Re: Sea Slug, Flatworm, Something Else? The Latter, ID Stomatella Snail.  Part 2  2/14/07 Hello, <Hi there!  Mich with you again.> I just sent you info about my possible flatworm or something that is squirting out white clouds into my water. <Yep, got it.> I was having trouble attaching a picture that wasn't huge. I think I figured out how to make it smaller. It is now 112K and I can't get it any smaller without cutting into the actual creature. Sorry for any confusion. <No worries!> This picture is attached below. <Got it!> It's kind of gross looking! <Might not be pretty, but is beneficial.  A lucky addition!  -Mich>

Re: Sea Slug, Flatworm, Something Else? The Latter, ID Stomatella Snail  - 02/15/07 <Hello, Mich with you again.> Oh my gosh! I am so excited now! <Excellent!> As a beginner, I was seriously losing sleep these past couple days worrying it was a toxic flatworm.   <No worries my friend!> So, I do not need to do anything special to this snail, it'll just survive on it's own with the algae that is naturally growing in my tank? <Hopefully!> I Googled that type of snail and one website said that it lets its sperm or eggs into the water and it'll turn the water milky for a short while. Would that explain the white clouds that it was squirting out? <Exactly!> Is it safe to assume that I have more than one in there? <Most likely.> I'm really excited! It's not so gross anymore, snails are cute, haha. <Hehehe!> Thank you so much for your help! <You're very welcome!  -Mich> Sarah

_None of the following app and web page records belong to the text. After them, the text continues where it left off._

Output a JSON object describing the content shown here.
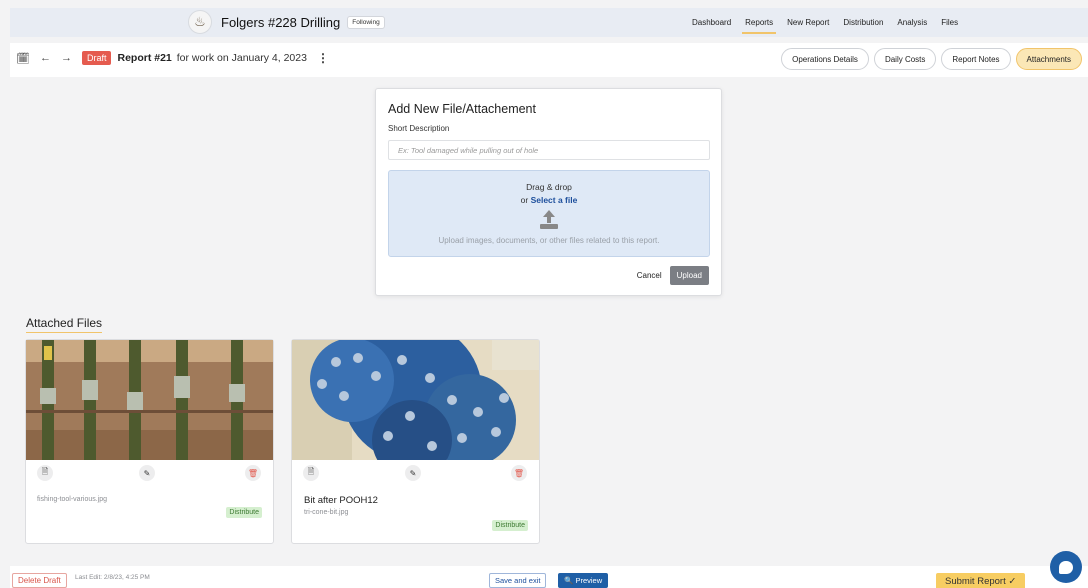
{
  "header": {
    "title": "Folgers #228 Drilling",
    "following_label": "Following",
    "nav": [
      "Dashboard",
      "Reports",
      "New Report",
      "Distribution",
      "Analysis",
      "Files"
    ],
    "active_nav": "Reports"
  },
  "toolbar": {
    "draft_label": "Draft",
    "report_number": "Report #21",
    "report_date": "for work on January 4, 2023",
    "tabs": [
      "Operations Details",
      "Daily Costs",
      "Report Notes",
      "Attachments"
    ],
    "active_tab": "Attachments"
  },
  "add_file": {
    "title": "Add New File/Attachement",
    "desc_label": "Short Description",
    "desc_placeholder": "Ex: Tool damaged while pulling out of hole",
    "drag_label": "Drag & drop",
    "or_label": "or ",
    "select_label": "Select a file",
    "hint": "Upload images, documents, or other files related to this report.",
    "cancel_label": "Cancel",
    "upload_label": "Upload"
  },
  "attached": {
    "title": "Attached Files",
    "files": [
      {
        "description": "",
        "filename": "fishing-tool-various.jpg",
        "distribute_label": "Distribute"
      },
      {
        "description": "Bit after POOH12",
        "filename": "tri-cone-bit.jpg",
        "distribute_label": "Distribute"
      }
    ]
  },
  "footer": {
    "delete_label": "Delete Draft",
    "last_edit": "Last Edit: 2/8/23, 4:25 PM",
    "save_exit_label": "Save and exit",
    "preview_label": "Preview",
    "submit_label": "Submit Report"
  },
  "colors": {
    "accent": "#f1c46a",
    "draft": "#e55b4f",
    "primary": "#1f5fa6",
    "distribute_bg": "#d5efcf"
  }
}
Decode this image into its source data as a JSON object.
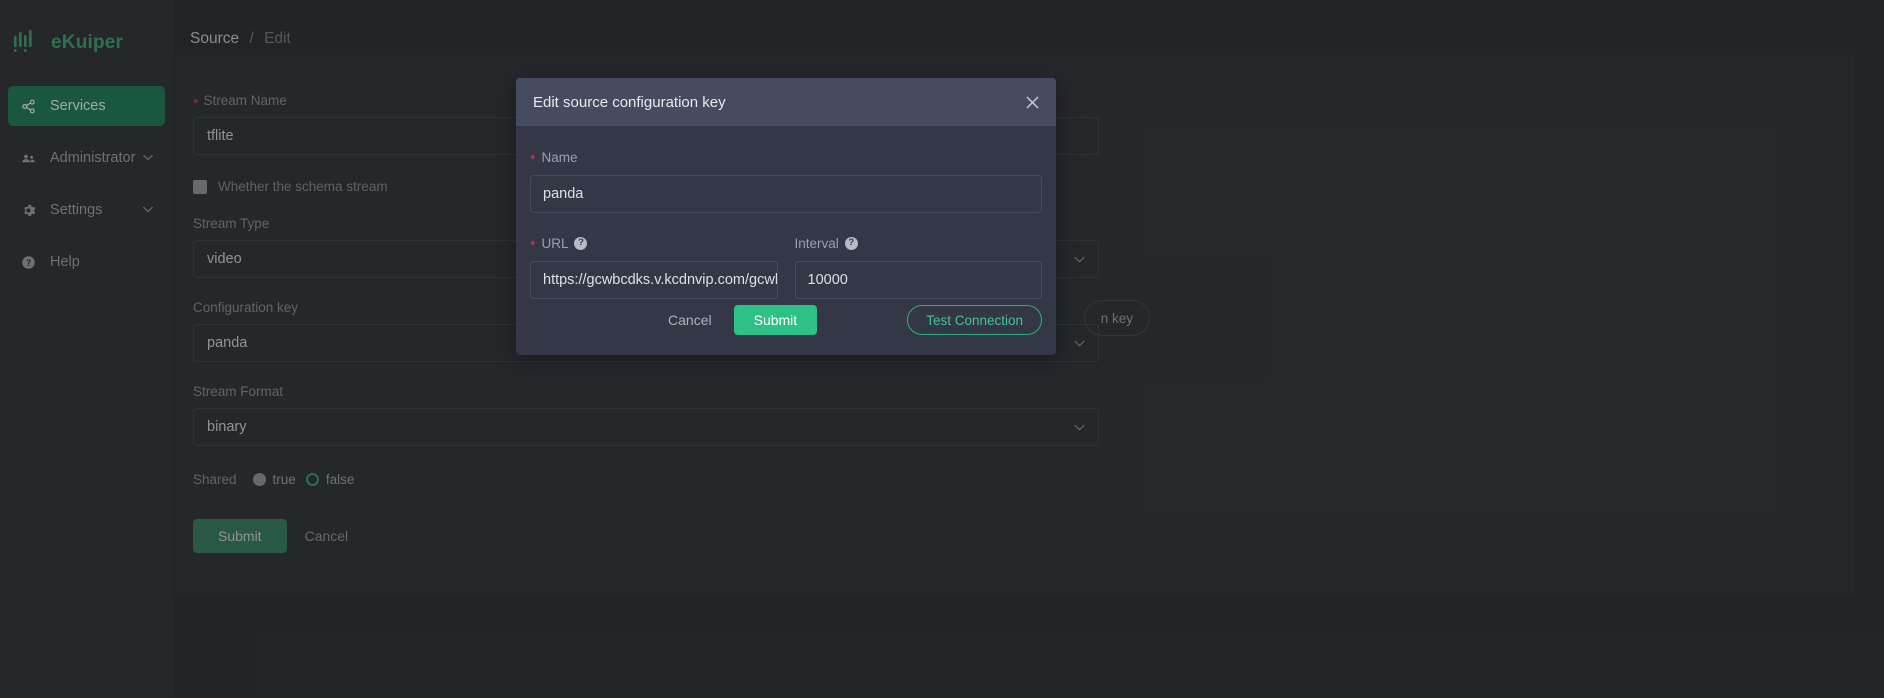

Become a Sponsor Features:
Daily FAQs FW Daily FAQs SW Pix of the Day FW Pix of the Day New On WWM
Helpful Links Hobbyist Forum Calendars Admin Index Cover Images
Featured Sponsors: